A phonograph record (also known as a gramophone record, especially in British English, or record) is an analog sound storage medium in the form of a flat disc with an inscribed, modulated spiral groove.
Plastic film is a thin continuous polymeric material.
2-inch quadruplex video tape (also called 2″ quad, or just quad, for short) was the first practical and commercially successful analog recording video tape format.
Radio is the technology of using radio waves to carry information, such as sound, by systematically modulating properties of electromagnetic energy waves transmitted through space, such as their amplitude, frequency, phase, or pulse width.
In computer science, random access (more precisely and more generally called direct access) is the ability to access any item of data from a population of addressable elements roughly as easily and efficiently as any other, no matter how many elements may be in the set.
Reel-to/open-reel audio tape recording is the form of magnetic tape audio recording in which the recording medium is held on a reel, rather than being securely contained within a cassette.
Richard Howland Ranger (13 June 1889 – 10 January 1962) was an American electrical engineer, music engineer and inventor.
is a Japanese multinational conglomerate corporation headquartered in Kōnan, Minato, Tokyo.
Sound recording and reproduction is an electrical, mechanical, electronic, or digital inscription and re-creation of sound waves, such as spoken voice, singing, instrumental music, or sound effects.
Sticky-shed syndrome is a condition created by the deterioration of the binders in a magnetic tape, which hold the iron oxide magnetizable coating to its plastic carrier, or which hold the thinner back-coating on the outside of the tape.
Tape bias is the term for two techniques, AC bias and DC bias, that improve the fidelity of analogue tape recorders.

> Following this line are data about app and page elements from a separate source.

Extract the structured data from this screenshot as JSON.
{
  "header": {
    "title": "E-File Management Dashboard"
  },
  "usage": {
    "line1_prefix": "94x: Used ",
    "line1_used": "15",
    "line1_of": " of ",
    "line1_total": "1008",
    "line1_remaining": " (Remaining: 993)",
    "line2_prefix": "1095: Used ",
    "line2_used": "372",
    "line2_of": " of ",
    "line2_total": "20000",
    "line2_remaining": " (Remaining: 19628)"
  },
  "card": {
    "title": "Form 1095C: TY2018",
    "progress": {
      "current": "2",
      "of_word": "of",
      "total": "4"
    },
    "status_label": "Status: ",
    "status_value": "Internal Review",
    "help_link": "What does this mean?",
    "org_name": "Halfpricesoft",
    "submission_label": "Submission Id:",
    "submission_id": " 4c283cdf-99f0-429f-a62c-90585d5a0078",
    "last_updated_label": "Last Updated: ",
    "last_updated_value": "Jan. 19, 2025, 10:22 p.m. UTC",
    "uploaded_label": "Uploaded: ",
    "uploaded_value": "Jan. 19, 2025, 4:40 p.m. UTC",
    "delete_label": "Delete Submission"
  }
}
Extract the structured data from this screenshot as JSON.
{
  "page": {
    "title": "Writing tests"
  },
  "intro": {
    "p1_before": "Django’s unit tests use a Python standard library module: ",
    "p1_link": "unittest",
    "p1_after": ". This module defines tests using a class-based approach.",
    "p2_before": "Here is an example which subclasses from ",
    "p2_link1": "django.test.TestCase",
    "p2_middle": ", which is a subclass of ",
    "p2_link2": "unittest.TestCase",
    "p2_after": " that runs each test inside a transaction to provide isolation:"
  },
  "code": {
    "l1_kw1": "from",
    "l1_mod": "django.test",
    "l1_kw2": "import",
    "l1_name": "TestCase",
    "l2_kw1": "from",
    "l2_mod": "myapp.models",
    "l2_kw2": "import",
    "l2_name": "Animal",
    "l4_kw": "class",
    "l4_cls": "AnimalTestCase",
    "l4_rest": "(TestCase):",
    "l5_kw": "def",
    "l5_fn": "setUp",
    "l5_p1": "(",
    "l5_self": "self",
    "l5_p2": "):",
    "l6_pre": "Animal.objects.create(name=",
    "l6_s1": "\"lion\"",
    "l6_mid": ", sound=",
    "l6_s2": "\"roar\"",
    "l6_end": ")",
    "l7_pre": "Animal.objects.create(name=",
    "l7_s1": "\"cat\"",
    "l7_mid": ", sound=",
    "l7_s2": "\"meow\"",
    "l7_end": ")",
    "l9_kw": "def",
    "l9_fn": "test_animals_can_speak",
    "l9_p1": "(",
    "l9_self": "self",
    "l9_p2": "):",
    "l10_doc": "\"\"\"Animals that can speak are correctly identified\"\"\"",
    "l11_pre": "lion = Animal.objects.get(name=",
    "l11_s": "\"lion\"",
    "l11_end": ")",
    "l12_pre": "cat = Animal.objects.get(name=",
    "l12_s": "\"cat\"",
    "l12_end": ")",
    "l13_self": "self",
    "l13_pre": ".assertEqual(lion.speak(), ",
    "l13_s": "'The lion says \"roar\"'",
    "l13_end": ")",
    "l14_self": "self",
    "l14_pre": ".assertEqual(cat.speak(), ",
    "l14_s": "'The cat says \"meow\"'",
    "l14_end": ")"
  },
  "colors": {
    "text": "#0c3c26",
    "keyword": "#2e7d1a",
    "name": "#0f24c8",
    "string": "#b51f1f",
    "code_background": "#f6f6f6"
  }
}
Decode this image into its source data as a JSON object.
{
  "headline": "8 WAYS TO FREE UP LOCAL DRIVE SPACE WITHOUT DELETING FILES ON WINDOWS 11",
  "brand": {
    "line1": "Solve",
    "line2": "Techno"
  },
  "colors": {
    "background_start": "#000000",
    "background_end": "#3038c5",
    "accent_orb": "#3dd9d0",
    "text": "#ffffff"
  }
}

A tape drive is a data storage device that reads and writes data on a magnetic tape.
A tape head is a type of transducer used in tape recorders to convert electrical signals to magnetic fluctuations and vice versa.
An audio tape recorder, tape deck, or tape machine is an audio storage device that records and plays back sounds, including articulated voices, usually using magnetic tape, either wound on a reel or in a cassette, for storage.
The Tarbell Cassette Interface is an expansion card for use with the Altair 8800 early personal computer, or other systems using the Altair's S-100 bus.
The terabyte is a multiple of the unit byte for digital information.
In broadcasting, time shifting is the recording of programming to a storage medium to be viewed or listened to after the live broadcasting.
The United States dollar (sign: $; code: USD; also abbreviated US$ and referred to as the dollar, U.S. dollar, or American dollar) is the official currency of the United States and its insular territories per the United States Constitution since 1792.
The UNIVAC I (UNIVersal Automatic Computer I) was the first commercial computer produced in the United States.
Valdemar Poulsen (23 November 1869 – 23 July 1942) was a Danish engineer who made significant contributions to early radio technology.
Vicalloy is a family of cobalt-iron-vanadium wrought permanently magnetic alloys.
A video tape recorder (VTR) is a tape recorder designed to record and playback video and audio material on magnetic tape.
A videocassette recorder, VCR, or video recorder is an electromechanical device that records analog audio and analog video from broadcast television or other source on a removable, magnetic tape videocassette, and can play back the recording.
Videotape is magnetic tape used for storing video and usually sound in addition.
Wire recording or magnetic wire recording was the first early magnetic recording technology, an analog type of audio storage in which a magnetic recording is made on thin steel wire.